Interface dataset entries:
Start of Block
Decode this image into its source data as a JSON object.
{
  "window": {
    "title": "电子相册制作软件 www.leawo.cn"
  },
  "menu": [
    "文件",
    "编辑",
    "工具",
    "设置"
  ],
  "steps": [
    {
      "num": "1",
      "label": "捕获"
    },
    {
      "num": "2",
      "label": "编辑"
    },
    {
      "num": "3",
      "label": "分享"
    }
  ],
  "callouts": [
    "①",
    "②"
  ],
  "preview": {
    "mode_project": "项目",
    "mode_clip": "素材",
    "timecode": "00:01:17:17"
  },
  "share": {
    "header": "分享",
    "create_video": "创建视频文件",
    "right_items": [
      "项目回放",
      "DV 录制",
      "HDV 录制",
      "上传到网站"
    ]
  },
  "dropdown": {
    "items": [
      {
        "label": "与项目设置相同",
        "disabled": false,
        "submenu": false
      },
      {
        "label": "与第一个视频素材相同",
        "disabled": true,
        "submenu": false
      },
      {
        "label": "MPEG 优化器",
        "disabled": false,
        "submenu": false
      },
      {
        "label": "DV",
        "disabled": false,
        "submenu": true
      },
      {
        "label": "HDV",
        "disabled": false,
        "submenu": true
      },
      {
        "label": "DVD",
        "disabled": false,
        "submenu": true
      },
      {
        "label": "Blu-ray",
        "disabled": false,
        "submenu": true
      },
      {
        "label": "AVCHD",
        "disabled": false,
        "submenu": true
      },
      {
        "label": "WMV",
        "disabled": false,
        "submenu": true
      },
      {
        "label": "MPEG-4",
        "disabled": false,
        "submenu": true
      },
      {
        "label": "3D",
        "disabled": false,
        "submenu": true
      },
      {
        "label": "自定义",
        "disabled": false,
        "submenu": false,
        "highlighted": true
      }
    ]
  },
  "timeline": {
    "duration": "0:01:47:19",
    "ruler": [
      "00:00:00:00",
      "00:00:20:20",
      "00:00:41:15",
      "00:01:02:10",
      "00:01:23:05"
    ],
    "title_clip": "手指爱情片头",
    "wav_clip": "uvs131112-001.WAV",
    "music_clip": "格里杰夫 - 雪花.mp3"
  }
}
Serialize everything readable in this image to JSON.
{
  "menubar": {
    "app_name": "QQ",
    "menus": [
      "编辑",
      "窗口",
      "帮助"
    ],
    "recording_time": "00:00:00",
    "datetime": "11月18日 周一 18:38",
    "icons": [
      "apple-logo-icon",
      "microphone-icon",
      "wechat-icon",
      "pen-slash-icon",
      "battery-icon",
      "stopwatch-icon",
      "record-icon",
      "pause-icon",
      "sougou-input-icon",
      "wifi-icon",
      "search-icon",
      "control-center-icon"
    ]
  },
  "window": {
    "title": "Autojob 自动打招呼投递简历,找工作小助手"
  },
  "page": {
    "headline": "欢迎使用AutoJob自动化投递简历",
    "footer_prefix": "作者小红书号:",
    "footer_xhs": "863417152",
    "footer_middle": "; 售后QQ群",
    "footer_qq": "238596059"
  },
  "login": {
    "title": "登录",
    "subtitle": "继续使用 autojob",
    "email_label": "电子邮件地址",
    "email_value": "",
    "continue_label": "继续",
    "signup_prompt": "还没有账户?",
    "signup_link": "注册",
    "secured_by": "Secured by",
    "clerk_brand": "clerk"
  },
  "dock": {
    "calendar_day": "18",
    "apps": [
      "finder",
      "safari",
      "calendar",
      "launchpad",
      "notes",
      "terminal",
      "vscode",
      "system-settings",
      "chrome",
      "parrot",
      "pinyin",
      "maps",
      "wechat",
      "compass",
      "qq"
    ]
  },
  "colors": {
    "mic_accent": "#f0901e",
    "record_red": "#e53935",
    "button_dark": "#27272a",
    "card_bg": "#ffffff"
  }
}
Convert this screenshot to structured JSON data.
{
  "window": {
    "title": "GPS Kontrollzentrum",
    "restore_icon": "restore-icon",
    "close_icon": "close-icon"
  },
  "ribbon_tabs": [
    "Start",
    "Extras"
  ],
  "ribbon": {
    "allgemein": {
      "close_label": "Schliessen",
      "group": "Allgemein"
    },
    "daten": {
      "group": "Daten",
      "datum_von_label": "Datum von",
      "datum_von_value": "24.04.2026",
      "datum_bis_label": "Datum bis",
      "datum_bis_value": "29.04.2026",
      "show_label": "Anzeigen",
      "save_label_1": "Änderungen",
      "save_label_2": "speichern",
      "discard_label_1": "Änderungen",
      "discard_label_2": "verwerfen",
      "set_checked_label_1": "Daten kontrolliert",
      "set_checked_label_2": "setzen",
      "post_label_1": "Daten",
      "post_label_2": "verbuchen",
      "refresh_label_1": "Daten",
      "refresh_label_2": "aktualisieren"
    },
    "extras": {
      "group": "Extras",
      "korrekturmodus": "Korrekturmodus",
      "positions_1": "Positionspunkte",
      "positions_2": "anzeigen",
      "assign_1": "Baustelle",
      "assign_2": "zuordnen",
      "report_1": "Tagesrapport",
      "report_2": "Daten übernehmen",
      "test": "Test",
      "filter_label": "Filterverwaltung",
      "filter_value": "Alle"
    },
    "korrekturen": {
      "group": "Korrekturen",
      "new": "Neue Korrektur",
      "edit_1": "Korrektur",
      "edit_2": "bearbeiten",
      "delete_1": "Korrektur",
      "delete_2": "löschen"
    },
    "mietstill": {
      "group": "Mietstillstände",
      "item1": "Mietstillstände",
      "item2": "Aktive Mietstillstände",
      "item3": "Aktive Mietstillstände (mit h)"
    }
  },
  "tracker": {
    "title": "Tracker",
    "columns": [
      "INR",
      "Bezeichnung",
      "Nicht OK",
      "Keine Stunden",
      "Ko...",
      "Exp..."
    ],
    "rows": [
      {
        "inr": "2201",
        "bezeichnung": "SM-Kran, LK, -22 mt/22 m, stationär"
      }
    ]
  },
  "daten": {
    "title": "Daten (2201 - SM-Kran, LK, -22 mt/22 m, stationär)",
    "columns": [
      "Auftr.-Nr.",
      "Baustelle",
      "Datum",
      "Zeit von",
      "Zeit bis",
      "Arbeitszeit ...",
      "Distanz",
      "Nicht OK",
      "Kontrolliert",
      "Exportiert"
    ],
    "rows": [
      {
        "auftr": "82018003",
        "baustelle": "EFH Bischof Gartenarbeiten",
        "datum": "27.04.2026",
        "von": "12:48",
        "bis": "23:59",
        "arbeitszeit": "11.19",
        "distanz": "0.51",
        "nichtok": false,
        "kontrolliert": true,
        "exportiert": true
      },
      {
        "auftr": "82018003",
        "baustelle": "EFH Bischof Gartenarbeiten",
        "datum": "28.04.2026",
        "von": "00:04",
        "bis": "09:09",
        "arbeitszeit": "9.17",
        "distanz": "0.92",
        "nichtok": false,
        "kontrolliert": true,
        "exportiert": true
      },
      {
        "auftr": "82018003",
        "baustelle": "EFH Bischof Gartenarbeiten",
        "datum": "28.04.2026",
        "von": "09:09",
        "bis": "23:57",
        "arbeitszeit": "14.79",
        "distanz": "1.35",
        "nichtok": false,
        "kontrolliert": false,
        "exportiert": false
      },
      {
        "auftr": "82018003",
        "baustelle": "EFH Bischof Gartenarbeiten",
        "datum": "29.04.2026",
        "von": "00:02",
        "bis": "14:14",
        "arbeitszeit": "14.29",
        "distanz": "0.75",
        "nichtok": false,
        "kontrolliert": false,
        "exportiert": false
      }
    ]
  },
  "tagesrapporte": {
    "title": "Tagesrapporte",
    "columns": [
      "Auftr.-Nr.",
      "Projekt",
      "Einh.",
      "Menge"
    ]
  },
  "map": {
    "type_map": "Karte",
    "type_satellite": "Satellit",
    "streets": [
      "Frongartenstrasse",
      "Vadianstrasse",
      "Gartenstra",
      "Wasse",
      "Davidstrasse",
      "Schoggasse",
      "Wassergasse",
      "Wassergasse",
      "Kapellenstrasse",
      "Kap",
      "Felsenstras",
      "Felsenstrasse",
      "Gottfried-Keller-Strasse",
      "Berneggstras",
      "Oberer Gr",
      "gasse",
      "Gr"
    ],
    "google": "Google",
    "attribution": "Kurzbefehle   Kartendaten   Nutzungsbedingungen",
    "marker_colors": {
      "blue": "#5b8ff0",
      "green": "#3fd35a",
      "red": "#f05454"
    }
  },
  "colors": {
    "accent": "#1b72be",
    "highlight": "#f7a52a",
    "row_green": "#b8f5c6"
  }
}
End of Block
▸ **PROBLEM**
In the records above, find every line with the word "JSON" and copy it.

▸ **RESPONSE FOR THIS EXERCISE**
Decode this image into its source data as a JSON object.
Serialize everything readable in this image to JSON.
Convert this screenshot to structured JSON data.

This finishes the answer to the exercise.